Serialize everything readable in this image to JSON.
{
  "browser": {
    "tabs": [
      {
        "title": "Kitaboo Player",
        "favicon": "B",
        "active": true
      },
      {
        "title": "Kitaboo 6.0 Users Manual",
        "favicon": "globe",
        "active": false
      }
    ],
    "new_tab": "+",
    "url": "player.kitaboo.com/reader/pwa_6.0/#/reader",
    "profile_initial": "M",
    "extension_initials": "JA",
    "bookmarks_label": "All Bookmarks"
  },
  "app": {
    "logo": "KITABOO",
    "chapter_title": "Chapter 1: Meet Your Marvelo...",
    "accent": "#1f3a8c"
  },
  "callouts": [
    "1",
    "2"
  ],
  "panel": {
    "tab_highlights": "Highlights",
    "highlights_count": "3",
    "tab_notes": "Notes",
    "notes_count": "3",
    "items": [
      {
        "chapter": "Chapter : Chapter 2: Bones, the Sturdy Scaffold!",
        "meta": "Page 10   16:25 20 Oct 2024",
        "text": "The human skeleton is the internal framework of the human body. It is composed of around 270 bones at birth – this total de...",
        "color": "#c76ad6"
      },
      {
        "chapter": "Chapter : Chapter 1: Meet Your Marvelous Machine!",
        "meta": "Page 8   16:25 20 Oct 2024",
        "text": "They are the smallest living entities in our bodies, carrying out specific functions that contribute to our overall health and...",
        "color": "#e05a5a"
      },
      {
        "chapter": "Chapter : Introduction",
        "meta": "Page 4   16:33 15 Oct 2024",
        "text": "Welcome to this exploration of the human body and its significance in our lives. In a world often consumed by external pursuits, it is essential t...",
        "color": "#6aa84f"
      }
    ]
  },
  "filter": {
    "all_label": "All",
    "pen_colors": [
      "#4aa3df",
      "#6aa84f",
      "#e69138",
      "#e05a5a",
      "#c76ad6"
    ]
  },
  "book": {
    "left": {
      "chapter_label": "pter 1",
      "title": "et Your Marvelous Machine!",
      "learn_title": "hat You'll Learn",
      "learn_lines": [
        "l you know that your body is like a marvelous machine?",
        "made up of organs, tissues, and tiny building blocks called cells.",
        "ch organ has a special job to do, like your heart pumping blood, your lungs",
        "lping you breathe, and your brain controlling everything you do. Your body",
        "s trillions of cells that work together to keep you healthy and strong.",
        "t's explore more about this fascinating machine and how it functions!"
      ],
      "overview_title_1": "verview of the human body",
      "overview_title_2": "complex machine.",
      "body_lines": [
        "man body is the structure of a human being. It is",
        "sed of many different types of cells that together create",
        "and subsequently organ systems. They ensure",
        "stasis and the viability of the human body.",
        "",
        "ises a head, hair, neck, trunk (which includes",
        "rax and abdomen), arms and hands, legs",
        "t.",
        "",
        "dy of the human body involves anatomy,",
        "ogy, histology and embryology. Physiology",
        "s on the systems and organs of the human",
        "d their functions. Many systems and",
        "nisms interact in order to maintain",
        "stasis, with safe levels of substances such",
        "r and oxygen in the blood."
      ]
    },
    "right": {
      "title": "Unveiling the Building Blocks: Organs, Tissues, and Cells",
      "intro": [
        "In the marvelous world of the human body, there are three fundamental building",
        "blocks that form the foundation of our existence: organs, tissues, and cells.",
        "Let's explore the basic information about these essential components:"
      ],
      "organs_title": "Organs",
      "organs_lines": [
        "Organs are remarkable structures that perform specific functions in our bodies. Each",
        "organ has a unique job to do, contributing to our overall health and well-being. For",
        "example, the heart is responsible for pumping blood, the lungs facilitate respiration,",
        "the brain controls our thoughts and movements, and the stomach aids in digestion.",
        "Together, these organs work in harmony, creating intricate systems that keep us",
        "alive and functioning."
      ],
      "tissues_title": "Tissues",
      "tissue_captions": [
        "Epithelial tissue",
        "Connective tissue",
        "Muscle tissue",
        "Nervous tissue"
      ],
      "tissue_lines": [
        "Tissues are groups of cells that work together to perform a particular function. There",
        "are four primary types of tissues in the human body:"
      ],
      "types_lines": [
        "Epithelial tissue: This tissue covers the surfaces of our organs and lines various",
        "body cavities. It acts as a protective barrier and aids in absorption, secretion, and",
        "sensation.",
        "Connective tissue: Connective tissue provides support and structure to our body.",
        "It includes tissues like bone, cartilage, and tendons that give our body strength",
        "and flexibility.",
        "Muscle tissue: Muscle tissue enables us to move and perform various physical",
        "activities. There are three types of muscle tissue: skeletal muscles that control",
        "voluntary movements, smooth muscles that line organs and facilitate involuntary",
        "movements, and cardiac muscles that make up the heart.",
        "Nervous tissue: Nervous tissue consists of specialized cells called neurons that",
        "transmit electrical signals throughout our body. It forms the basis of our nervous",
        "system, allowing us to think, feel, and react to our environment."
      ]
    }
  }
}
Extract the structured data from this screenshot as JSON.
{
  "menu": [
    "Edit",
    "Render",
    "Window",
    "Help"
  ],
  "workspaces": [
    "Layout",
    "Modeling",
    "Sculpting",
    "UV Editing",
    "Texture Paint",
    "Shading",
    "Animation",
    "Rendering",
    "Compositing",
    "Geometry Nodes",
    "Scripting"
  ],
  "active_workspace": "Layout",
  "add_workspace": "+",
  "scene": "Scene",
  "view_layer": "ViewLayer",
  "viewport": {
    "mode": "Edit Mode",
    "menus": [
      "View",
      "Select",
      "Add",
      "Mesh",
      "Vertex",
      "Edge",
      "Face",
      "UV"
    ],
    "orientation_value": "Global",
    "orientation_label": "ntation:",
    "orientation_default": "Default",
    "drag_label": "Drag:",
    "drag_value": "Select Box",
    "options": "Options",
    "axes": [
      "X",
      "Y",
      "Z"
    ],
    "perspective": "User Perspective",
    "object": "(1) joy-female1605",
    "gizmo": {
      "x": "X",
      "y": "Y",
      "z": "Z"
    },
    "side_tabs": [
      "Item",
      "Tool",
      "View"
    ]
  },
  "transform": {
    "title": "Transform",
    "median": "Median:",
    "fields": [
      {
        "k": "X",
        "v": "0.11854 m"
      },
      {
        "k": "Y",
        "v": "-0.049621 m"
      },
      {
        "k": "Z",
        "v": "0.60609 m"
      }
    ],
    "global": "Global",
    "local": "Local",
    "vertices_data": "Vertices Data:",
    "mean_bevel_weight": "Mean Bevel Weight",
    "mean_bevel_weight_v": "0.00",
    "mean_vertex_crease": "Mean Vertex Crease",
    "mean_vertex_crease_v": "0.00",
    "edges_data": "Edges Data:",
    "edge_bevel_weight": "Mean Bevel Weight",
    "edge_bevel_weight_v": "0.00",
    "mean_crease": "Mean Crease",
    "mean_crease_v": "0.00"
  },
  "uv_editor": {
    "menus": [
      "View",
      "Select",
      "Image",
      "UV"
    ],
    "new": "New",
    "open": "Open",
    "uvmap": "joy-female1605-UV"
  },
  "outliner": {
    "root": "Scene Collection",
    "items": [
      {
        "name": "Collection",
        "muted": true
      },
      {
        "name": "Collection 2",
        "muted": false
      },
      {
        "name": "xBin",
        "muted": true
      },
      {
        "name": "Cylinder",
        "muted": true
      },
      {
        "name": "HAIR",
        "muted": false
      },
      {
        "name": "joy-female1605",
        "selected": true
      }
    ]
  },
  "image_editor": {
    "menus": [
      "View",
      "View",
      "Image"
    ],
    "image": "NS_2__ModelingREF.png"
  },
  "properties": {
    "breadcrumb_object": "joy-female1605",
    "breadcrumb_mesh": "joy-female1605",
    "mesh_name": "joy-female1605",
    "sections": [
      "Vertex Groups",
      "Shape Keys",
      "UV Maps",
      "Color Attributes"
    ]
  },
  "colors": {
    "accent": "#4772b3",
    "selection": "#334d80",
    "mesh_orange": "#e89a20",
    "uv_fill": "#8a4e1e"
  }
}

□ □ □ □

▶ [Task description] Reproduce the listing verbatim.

▶ [Solution for this problem]
Serialize everything readable in this image to JSON.
{
  "browser": {
    "tabs": [
      {
        "title": "Kitaboo Player",
        "favicon": "B",
        "active": true
      },
      {
        "title": "Kitaboo 6.0 Users Manual",
        "favicon": "globe",
        "active": false
      }
    ],
    "new_tab": "+",
    "url": "player.kitaboo.com/reader/pwa_6.0/#/reader",
    "profile_initial": "M",
    "extension_initials": "JA",
    "bookmarks_label": "All Bookmarks"
  },
  "app": {
    "logo": "KITABOO",
    "chapter_title": "Chapter 1: Meet Your Marvelo...",
    "accent": "#1f3a8c"
  },
  "callouts": [
    "1",
    "2"
  ],
  "panel": {
    "tab_highlights": "Highlights",
    "highlights_count": "3",
    "tab_notes": "Notes",
    "notes_count": "3",
    "items": [
      {
        "chapter": "Chapter : Chapter 2: Bones, the Sturdy Scaffold!",
        "meta": "Page 10   16:25 20 Oct 2024",
        "text": "The human skeleton is the internal framework of the human body. It is composed of around 270 bones at birth – this total de...",
        "color": "#c76ad6"
      },
      {
        "chapter": "Chapter : Chapter 1: Meet Your Marvelous Machine!",
        "meta": "Page 8   16:25 20 Oct 2024",
        "text": "They are the smallest living entities in our bodies, carrying out specific functions that contribute to our overall health and...",
        "color": "#e05a5a"
      },
      {
        "chapter": "Chapter : Introduction",
        "meta": "Page 4   16:33 15 Oct 2024",
        "text": "Welcome to this exploration of the human body and its significance in our lives. In a world often consumed by external pursuits, it is essential t...",
        "color": "#6aa84f"
      }
    ]
  },
  "filter": {
    "all_label": "All",
    "pen_colors": [
      "#4aa3df",
      "#6aa84f",
      "#e69138",
      "#e05a5a",
      "#c76ad6"
    ]
  },
  "book": {
    "left": {
      "chapter_label": "pter 1",
      "title": "et Your Marvelous Machine!",
      "learn_title": "hat You'll Learn",
      "learn_lines": [
        "l you know that your body is like a marvelous machine?",
        "made up of organs, tissues, and tiny building blocks called cells.",
        "ch organ has a special job to do, like your heart pumping blood, your lungs",
        "lping you breathe, and your brain controlling everything you do. Your body",
        "s trillions of cells that work together to keep you healthy and strong.",
        "t's explore more about this fascinating machine and how it functions!"
      ],
      "overview_title_1": "verview of the human body",
      "overview_title_2": "complex machine.",
      "body_lines": [
        "man body is the structure of a human being. It is",
        "sed of many different types of cells that together create",
        "and subsequently organ systems. They ensure",
        "stasis and the viability of the human body.",
        "",
        "ises a head, hair, neck, trunk (which includes",
        "rax and abdomen), arms and hands, legs",
        "t.",
        "",
        "dy of the human body involves anatomy,",
        "ogy, histology and embryology. Physiology",
        "s on the systems and organs of the human",
        "d their functions. Many systems and",
        "nisms interact in order to maintain",
        "stasis, with safe levels of substances such",
        "r and oxygen in the blood."
      ]
    },
    "right": {
      "title": "Unveiling the Building Blocks: Organs, Tissues, and Cells",
      "intro": [
        "In the marvelous world of the human body, there are three fundamental building",
        "blocks that form the foundation of our existence: organs, tissues, and cells.",
        "Let's explore the basic information about these essential components:"
      ],
      "organs_title": "Organs",
      "organs_lines": [
        "Organs are remarkable structures that perform specific functions in our bodies. Each",
        "organ has a unique job to do, contributing to our overall health and well-being. For",
        "example, the heart is responsible for pumping blood, the lungs facilitate respiration,",
        "the brain controls our thoughts and movements, and the stomach aids in digestion.",
        "Together, these organs work in harmony, creating intricate systems that keep us",
        "alive and functioning."
      ],
      "tissues_title": "Tissues",
      "tissue_captions": [
        "Epithelial tissue",
        "Connective tissue",
        "Muscle tissue",
        "Nervous tissue"
      ],
      "tissue_lines": [
        "Tissues are groups of cells that work together to perform a particular function. There",
        "are four primary types of tissues in the human body:"
      ],
      "types_lines": [
        "Epithelial tissue: This tissue covers the surfaces of our organs and lines various",
        "body cavities. It acts as a protective barrier and aids in absorption, secretion, and",
        "sensation.",
        "Connective tissue: Connective tissue provides support and structure to our body.",
        "It includes tissues like bone, cartilage, and tendons that give our body strength",
        "and flexibility.",
        "Muscle tissue: Muscle tissue enables us to move and perform various physical",
        "activities. There are three types of muscle tissue: skeletal muscles that control",
        "voluntary movements, smooth muscles that line organs and facilitate involuntary",
        "movements, and cardiac muscles that make up the heart.",
        "Nervous tissue: Nervous tissue consists of specialized cells called neurons that",
        "transmit electrical signals throughout our body. It forms the basis of our nervous",
        "system, allowing us to think, feel, and react to our environment."
      ]
    }
  }
}
Extract the structured data from this screenshot as JSON.
{
  "menu": [
    "Edit",
    "Render",
    "Window",
    "Help"
  ],
  "workspaces": [
    "Layout",
    "Modeling",
    "Sculpting",
    "UV Editing",
    "Texture Paint",
    "Shading",
    "Animation",
    "Rendering",
    "Compositing",
    "Geometry Nodes",
    "Scripting"
  ],
  "active_workspace": "Layout",
  "add_workspace": "+",
  "scene": "Scene",
  "view_layer": "ViewLayer",
  "viewport": {
    "mode": "Edit Mode",
    "menus": [
      "View",
      "Select",
      "Add",
      "Mesh",
      "Vertex",
      "Edge",
      "Face",
      "UV"
    ],
    "orientation_value": "Global",
    "orientation_label": "ntation:",
    "orientation_default": "Default",
    "drag_label": "Drag:",
    "drag_value": "Select Box",
    "options": "Options",
    "axes": [
      "X",
      "Y",
      "Z"
    ],
    "perspective": "User Perspective",
    "object": "(1) joy-female1605",
    "gizmo": {
      "x": "X",
      "y": "Y",
      "z": "Z"
    },
    "side_tabs": [
      "Item",
      "Tool",
      "View"
    ]
  },
  "transform": {
    "title": "Transform",
    "median": "Median:",
    "fields": [
      {
        "k": "X",
        "v": "0.11854 m"
      },
      {
        "k": "Y",
        "v": "-0.049621 m"
      },
      {
        "k": "Z",
        "v": "0.60609 m"
      }
    ],
    "global": "Global",
    "local": "Local",
    "vertices_data": "Vertices Data:",
    "mean_bevel_weight": "Mean Bevel Weight",
    "mean_bevel_weight_v": "0.00",
    "mean_vertex_crease": "Mean Vertex Crease",
    "mean_vertex_crease_v": "0.00",
    "edges_data": "Edges Data:",
    "edge_bevel_weight": "Mean Bevel Weight",
    "edge_bevel_weight_v": "0.00",
    "mean_crease": "Mean Crease",
    "mean_crease_v": "0.00"
  },
  "uv_editor": {
    "menus": [
      "View",
      "Select",
      "Image",
      "UV"
    ],
    "new": "New",
    "open": "Open",
    "uvmap": "joy-female1605-UV"
  },
  "outliner": {
    "root": "Scene Collection",
    "items": [
      {
        "name": "Collection",
        "muted": true
      },
      {
        "name": "Collection 2",
        "muted": false
      },
      {
        "name": "xBin",
        "muted": true
      },
      {
        "name": "Cylinder",
        "muted": true
      },
      {
        "name": "HAIR",
        "muted": false
      },
      {
        "name": "joy-female1605",
        "selected": true
      }
    ]
  },
  "image_editor": {
    "menus": [
      "View",
      "View",
      "Image"
    ],
    "image": "NS_2__ModelingREF.png"
  },
  "properties": {
    "breadcrumb_object": "joy-female1605",
    "breadcrumb_mesh": "joy-female1605",
    "mesh_name": "joy-female1605",
    "sections": [
      "Vertex Groups",
      "Shape Keys",
      "UV Maps",
      "Color Attributes"
    ]
  },
  "colors": {
    "accent": "#4772b3",
    "selection": "#334d80",
    "mesh_orange": "#e89a20",
    "uv_fill": "#8a4e1e"
  }
}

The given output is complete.